On Friday I facilitated a workshop for a regional sales team for a large regional bank in my area.
In setting up the program much of our initial discussion focused on wanting to “motivate” his team to finish strong in the 4th quarter and keep their focus and energy going in what’s been a challenging year due to the economy.
But, I knew the last thing the sales team needed was a “rah-rah” speech.
I felt they needed something that would help them feel like they were supported and that they had some semblance of control over their challenging sales environment.
So, I continued to dig deeper, and finally said,
“I know helping your team be motivated to stay focused in the fourth quarter is important to you, and I’d like to take a different angle on it.
Tell me about the things you hear from that may be identified as ‘demotivators’ in the environment, because I think the biggest bang for our buck is going to be removing some of those and giving them a sense of control and empowerment over their environment.”
From there he pulled out their most recent employee engagement survey. It showed the organization had received tremendously positive results and growth in a number of categories. But, the category on “feeling heard and valued” regarding their input into the organization’s direction continued to be low, and he said,
“I want to make sure my people feel like they’re heard, that their ideas and opinions have value, and that I care.”
I said, “that’s it, we’re done, thank you!”
After Friday’s workshop we learned the approach worked to perfection.
At the end, as we went around the conference room table every participant gave feedback that they appreciated the opportunity to contribute ideas to improve their region’s approach, as well as hearing everyone else’s ideas.
We identified about a 1/2-dozen priorities that came out of the session that the regional director promised to move up the chain and work towards implementation and getting answers for which he promised to communicate back to the group in their monthly meetings as the process moved forward.
Great leaders provide a forum for their team members to offer feedback and insights from the frontline because they know the frontline is where the action is and provides a better perspective that, at least, should be considered.
They also know that it allows others to feel like they have a little control over their environment and their working conditions, which is both empowering and motivating making for a happier, more productive work environment.
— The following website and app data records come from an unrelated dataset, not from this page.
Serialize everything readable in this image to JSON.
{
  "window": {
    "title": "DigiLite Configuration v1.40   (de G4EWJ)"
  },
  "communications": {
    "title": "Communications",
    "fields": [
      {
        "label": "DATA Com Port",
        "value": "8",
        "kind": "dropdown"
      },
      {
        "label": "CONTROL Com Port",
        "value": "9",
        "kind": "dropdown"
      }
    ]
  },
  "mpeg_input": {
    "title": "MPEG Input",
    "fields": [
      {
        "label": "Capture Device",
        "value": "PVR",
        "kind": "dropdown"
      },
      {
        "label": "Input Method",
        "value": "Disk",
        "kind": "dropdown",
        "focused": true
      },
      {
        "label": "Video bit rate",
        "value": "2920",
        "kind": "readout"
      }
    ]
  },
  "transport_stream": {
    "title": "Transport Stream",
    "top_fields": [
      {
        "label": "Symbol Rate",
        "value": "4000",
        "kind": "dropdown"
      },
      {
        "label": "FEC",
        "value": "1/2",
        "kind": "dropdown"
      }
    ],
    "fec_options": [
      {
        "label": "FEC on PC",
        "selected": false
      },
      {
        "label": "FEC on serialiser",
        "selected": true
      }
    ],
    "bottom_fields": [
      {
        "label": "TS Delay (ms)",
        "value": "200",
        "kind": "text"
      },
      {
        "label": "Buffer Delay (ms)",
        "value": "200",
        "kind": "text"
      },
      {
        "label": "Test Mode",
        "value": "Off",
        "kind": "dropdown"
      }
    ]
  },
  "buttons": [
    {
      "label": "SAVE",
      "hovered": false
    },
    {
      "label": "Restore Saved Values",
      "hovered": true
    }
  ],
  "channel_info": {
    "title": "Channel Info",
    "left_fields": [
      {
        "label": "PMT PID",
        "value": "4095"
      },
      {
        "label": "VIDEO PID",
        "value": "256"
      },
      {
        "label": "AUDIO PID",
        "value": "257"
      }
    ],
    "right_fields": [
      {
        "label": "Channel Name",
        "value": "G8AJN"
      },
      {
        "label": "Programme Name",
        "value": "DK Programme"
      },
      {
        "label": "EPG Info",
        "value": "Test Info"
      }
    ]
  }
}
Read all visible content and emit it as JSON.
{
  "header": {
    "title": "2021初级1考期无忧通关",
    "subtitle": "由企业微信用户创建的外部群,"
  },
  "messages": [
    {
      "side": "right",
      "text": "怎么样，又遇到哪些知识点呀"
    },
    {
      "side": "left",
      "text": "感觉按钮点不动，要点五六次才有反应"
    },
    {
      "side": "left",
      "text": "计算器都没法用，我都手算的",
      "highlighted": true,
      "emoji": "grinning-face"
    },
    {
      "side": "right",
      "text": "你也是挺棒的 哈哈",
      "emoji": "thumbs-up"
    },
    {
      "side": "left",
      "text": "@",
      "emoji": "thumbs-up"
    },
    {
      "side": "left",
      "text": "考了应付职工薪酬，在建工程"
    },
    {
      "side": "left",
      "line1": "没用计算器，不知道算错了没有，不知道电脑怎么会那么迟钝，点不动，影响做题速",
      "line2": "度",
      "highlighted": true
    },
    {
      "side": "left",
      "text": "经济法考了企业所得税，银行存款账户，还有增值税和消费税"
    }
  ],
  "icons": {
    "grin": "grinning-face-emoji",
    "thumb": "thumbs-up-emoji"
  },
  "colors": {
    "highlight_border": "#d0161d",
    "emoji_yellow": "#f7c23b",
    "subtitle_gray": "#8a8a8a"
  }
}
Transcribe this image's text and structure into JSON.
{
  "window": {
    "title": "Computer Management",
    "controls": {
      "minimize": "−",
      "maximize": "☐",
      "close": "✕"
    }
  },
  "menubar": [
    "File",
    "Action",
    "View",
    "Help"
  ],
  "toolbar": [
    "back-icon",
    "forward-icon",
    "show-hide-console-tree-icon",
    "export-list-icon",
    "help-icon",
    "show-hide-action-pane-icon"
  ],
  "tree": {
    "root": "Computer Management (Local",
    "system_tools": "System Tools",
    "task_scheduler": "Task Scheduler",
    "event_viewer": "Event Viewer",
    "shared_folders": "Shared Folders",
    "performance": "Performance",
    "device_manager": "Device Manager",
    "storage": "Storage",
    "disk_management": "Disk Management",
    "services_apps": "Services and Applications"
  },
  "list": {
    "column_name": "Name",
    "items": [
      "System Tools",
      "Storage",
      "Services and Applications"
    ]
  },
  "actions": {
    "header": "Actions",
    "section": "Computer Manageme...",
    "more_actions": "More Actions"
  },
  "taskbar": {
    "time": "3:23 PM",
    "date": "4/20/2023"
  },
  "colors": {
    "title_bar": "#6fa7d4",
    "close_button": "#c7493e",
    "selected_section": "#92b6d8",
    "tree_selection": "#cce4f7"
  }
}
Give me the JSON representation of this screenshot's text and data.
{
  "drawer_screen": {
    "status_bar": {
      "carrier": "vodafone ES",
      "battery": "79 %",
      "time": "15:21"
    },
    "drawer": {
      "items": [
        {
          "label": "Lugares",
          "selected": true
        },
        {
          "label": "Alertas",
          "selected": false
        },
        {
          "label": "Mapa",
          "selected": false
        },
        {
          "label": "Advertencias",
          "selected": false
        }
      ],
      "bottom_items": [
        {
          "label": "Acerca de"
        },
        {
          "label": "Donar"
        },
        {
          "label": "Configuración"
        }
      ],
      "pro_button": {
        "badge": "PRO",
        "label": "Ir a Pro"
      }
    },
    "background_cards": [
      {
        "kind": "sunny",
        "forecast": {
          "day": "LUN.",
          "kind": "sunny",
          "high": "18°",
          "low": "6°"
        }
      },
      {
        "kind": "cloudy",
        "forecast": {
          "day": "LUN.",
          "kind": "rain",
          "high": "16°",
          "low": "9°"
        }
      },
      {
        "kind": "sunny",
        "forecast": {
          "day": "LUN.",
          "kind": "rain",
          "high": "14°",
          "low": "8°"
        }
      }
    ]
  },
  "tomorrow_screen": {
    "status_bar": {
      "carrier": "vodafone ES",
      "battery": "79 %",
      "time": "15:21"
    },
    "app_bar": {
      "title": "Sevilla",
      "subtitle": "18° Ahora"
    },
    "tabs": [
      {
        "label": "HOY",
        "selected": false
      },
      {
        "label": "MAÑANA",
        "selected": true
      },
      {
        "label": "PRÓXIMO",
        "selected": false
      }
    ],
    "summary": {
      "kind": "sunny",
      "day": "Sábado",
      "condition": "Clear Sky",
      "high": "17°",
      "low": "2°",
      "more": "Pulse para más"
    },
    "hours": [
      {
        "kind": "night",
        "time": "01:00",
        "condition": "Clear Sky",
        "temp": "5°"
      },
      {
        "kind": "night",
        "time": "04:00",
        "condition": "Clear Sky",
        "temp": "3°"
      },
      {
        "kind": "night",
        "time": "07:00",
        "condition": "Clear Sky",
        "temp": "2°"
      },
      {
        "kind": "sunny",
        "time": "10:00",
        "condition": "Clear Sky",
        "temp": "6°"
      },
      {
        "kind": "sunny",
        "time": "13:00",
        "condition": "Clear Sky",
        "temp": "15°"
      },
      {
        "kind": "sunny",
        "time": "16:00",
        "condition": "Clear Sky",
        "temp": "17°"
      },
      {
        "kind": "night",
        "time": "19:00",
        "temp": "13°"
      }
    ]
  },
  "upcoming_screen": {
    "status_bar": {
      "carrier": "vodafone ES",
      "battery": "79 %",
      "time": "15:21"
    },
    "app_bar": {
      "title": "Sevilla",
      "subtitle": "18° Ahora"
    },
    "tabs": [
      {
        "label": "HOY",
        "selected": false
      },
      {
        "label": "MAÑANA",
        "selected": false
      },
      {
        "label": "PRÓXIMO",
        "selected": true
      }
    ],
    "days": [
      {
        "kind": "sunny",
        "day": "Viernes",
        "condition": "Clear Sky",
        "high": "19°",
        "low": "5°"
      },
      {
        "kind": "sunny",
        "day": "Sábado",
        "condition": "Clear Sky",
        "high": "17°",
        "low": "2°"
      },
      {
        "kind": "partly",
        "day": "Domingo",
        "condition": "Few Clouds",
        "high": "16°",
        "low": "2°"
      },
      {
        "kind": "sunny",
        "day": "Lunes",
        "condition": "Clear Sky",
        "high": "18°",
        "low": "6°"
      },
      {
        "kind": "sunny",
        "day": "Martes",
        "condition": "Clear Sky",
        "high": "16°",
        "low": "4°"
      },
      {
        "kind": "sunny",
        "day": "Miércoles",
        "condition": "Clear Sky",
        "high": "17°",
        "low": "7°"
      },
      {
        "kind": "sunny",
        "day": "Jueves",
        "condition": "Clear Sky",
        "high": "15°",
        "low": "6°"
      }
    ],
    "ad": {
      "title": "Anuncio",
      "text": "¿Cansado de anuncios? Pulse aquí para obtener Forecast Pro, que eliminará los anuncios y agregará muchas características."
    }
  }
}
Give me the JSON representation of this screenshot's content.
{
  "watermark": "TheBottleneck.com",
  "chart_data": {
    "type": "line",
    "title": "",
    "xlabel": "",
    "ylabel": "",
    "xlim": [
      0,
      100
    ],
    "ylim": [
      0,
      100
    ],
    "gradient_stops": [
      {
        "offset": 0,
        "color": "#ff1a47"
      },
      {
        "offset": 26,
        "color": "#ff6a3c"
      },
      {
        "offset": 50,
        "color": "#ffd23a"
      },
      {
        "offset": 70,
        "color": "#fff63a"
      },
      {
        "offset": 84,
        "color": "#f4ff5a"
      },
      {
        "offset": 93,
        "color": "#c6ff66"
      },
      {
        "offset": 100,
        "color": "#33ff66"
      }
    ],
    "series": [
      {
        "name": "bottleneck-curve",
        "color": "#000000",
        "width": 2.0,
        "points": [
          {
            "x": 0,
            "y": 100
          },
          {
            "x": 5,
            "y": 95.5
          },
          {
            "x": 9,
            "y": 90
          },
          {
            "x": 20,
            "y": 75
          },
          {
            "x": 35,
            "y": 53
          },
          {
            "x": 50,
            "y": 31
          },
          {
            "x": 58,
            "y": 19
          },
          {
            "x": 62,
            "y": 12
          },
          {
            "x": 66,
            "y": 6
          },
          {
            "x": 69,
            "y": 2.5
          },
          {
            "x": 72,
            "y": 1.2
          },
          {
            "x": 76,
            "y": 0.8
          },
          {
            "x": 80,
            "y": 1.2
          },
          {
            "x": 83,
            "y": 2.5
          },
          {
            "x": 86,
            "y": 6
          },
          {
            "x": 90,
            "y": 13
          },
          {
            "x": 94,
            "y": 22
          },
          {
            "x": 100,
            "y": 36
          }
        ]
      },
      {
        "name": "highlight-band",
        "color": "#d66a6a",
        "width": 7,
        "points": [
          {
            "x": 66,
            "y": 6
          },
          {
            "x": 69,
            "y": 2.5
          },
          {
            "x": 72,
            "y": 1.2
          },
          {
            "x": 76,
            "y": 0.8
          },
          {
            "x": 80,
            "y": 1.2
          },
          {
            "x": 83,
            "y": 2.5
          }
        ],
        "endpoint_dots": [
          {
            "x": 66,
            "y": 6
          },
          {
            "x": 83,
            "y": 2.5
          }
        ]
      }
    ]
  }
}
For more strategies and specific techniques to lead your teams more effectively and to create a motivating environment you’re going to want to check out, “The Leadership Series,” 7 Leadership Lessons for a ‘mini-masters degree’ in leadership.
’til next time, make it a great week!